The point here is that fixed price projects have their drawbacks, but being able to finish the project and provide the full functionality requested is what’s most important. It does take quite some time and back and forth to get things right. Make sure you do your home work on initial pricing and include some buffer for similar situations.
The Final Result
We were able to provide all the required functionality except for marker rotation, which thankfully has been added to the latest version of Doka which we are in the process of upgrading to.
We were even able to integrate the component with the interactive grid. If you watch the demo video below you can see how we can automatically select the associated grid row when selecting a marker and conversely select the marker automatically when selecting the associated grid row. We can thank event hooks on both Doka and the Interactive grid that enable us to achieve this 2 way binding.
We are currently working on the upgrade to the latest version of Doka and creating demos and documentation so that anyone could license and use this component in their APEX application(s). You will be able to customize the following:
- You can choose any background image you like and switch them dynamically
- You provide any set of markers you like, we recommend using SVG images for scalability reasons when resizing
- You can use on mobile or desktop devices
- You can bind multiple page items to a marker to record information, allowing the user to perform all their annotations before saving
- You have the option to auto save changes
- You can enable additional pre-defined markup features like arrows, circles, rectangles, text etc. and even use all the available image editing functionality if it’s needed
- You can optionally save a merged image in addition to the normalizing the annotation JSON to tables/tapi etc.
Whilst this component was designed for breast cancer screening, it could be used for things like:
- annotating X-rays, body charts etc.

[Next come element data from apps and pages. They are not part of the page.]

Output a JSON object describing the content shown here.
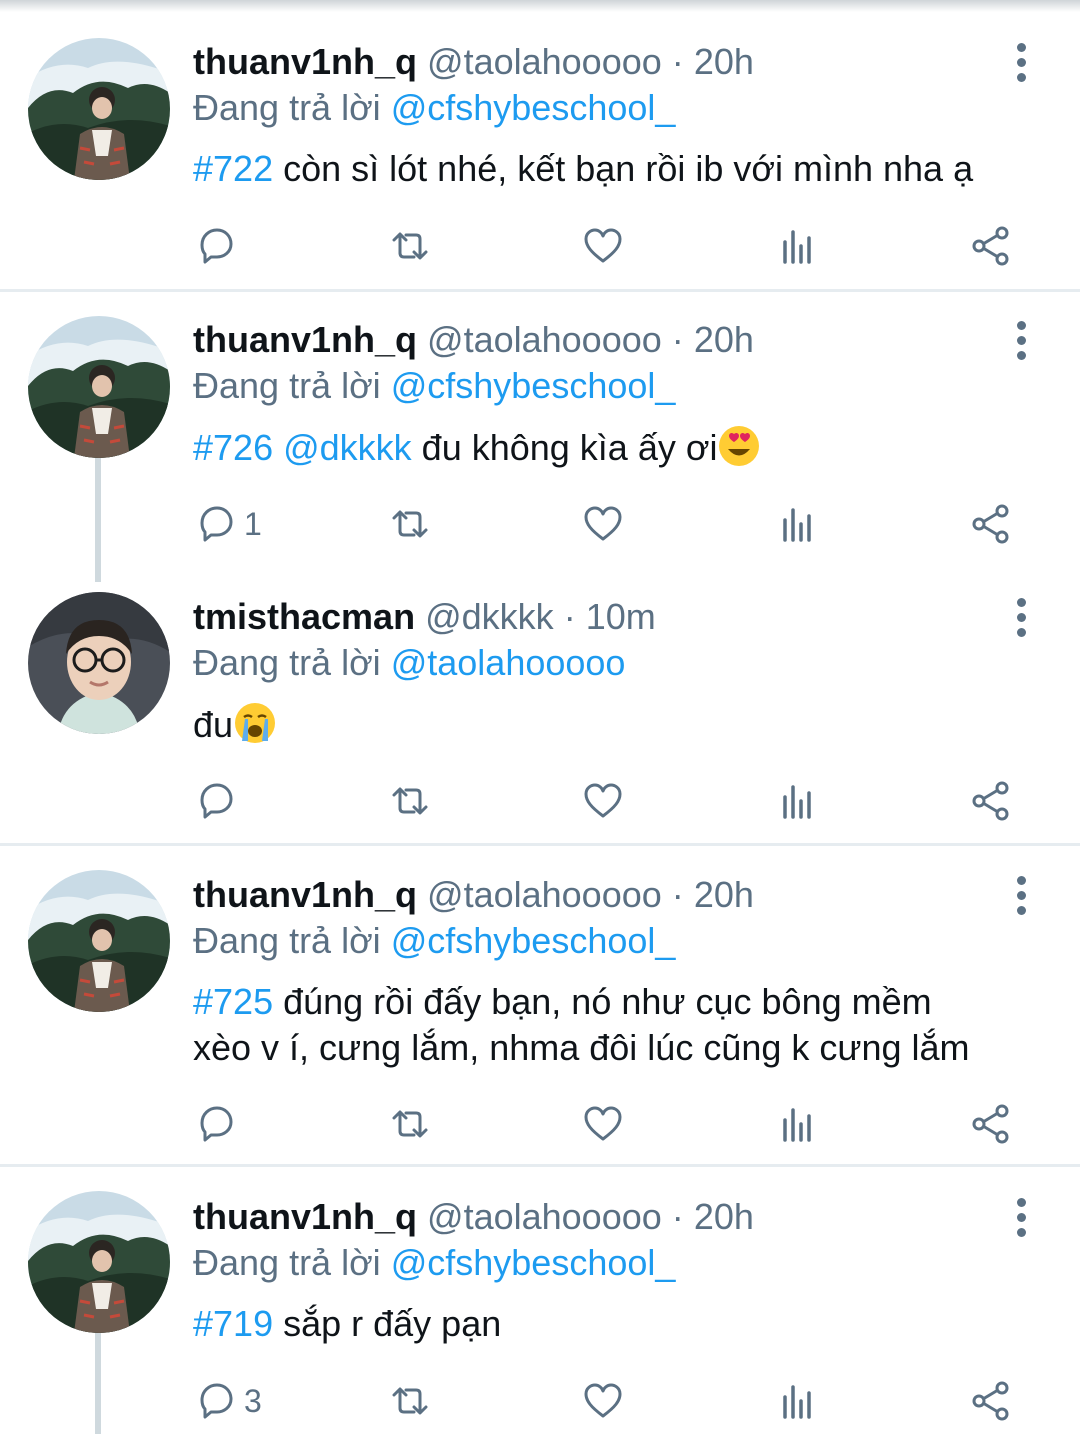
{
  "tweets": [
    {
      "name": "thuanv1nh_q",
      "handle": "@taolahooooo",
      "dot": "·",
      "time": "20h",
      "replying_prefix": "Đang trả lời",
      "replying_to": "@cfshybeschool_",
      "tag": "#722",
      "mention": "",
      "text": " còn sì lót nhé, kết bạn rồi ib với mình nha ạ",
      "text2": "",
      "reply_count": "",
      "emoji": ""
    },
    {
      "name": "thuanv1nh_q",
      "handle": "@taolahooooo",
      "dot": "·",
      "time": "20h",
      "replying_prefix": "Đang trả lời",
      "replying_to": "@cfshybeschool_",
      "tag": "#726",
      "mention": " @dkkkk",
      "text": " đu không kìa ấy ơi",
      "text2": "",
      "reply_count": "1",
      "emoji": "heart-eyes-emoji"
    },
    {
      "name": "tmisthacman",
      "handle": "@dkkkk",
      "dot": "·",
      "time": "10m",
      "replying_prefix": "Đang trả lời",
      "replying_to": "@taolahooooo",
      "tag": "",
      "mention": "",
      "text": "đu",
      "text2": "",
      "reply_count": "",
      "emoji": "crying-emoji"
    },
    {
      "name": "thuanv1nh_q",
      "handle": "@taolahooooo",
      "dot": "·",
      "time": "20h",
      "replying_prefix": "Đang trả lời",
      "replying_to": "@cfshybeschool_",
      "tag": "#725",
      "mention": "",
      "text": " đúng rồi đấy bạn, nó như cục bông mềm",
      "text2": "xèo v í, cưng lắm, nhma đôi lúc cũng k cưng lắm",
      "reply_count": "",
      "emoji": ""
    },
    {
      "name": "thuanv1nh_q",
      "handle": "@taolahooooo",
      "dot": "·",
      "time": "20h",
      "replying_prefix": "Đang trả lời",
      "replying_to": "@cfshybeschool_",
      "tag": "#719",
      "mention": "",
      "text": " sắp r đấy pạn",
      "text2": "",
      "reply_count": "3",
      "emoji": ""
    }
  ],
  "colors": {
    "accent": "#1d9bf0",
    "secondary_text": "#5b7083",
    "divider": "#e6ecf0"
  },
  "action_icons": [
    "reply-icon",
    "retweet-icon",
    "like-icon",
    "analytics-icon",
    "share-icon"
  ]
}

- the Insurance claim industry where you can annotate images you are submitting to show damage on cars, shipped goods etc.
- Car/House rentals where you can mark the damage and record notes about the particular dents/scratches etc.
- Real estate websites, you could annotate features of the kitchen, bathroom, bedrooms and make it interactive for people viewing the pictures online
- Annotating schematic drawings e.g. architecture plans, blue prints etc.
- Making custom diagrams, your markers could be a set of shapes and you can connect them using arrows, text and shapes
- Health and Safety, you can take an uploaded picture of any issue in the workplace, and make detailed notes and annotations highlighting problem areas that need attention
- Reporting application issues i.e. you can integrate screen capture in your app and allow the user to take a screenshot of the current issue, annotate the problem areas with associated notes
- Can you think of something?
It is also possible for us to take this to the next level by providing websocket support allowing multiple people to live annotate an image together realtime. So if you stumble across this post looking for an annotation solution with this capability then we can build it in to the plugin if you are willing to contribute to the development cost. We have previously built live editing into our enterprise framework which you can see here for an idea of how this could look/work.
The goal of this post is to highlight the great integration capabilities of APEX and how you can get existing APEX components like the page items & the Interactive Grid working in tandem with 3rd party web components.
Whilst annotating images might seem like a niche requirement, it might have more use cases than you think. There is a lot of power storing image annotations separately from the image. You can turn a static image into an interactive one, with a fine grained set of functionality that is versatile for different use cases.
They say a picture speaks a thousand words, well in the case you can actually write those thousand words for every annotation you want to add to your image. Only if you use APEX of course 😉
P.S. Feel free to leave a comment, we’d like to hear your feedback, or if you have any ideas on what you think this solution might also be useful for?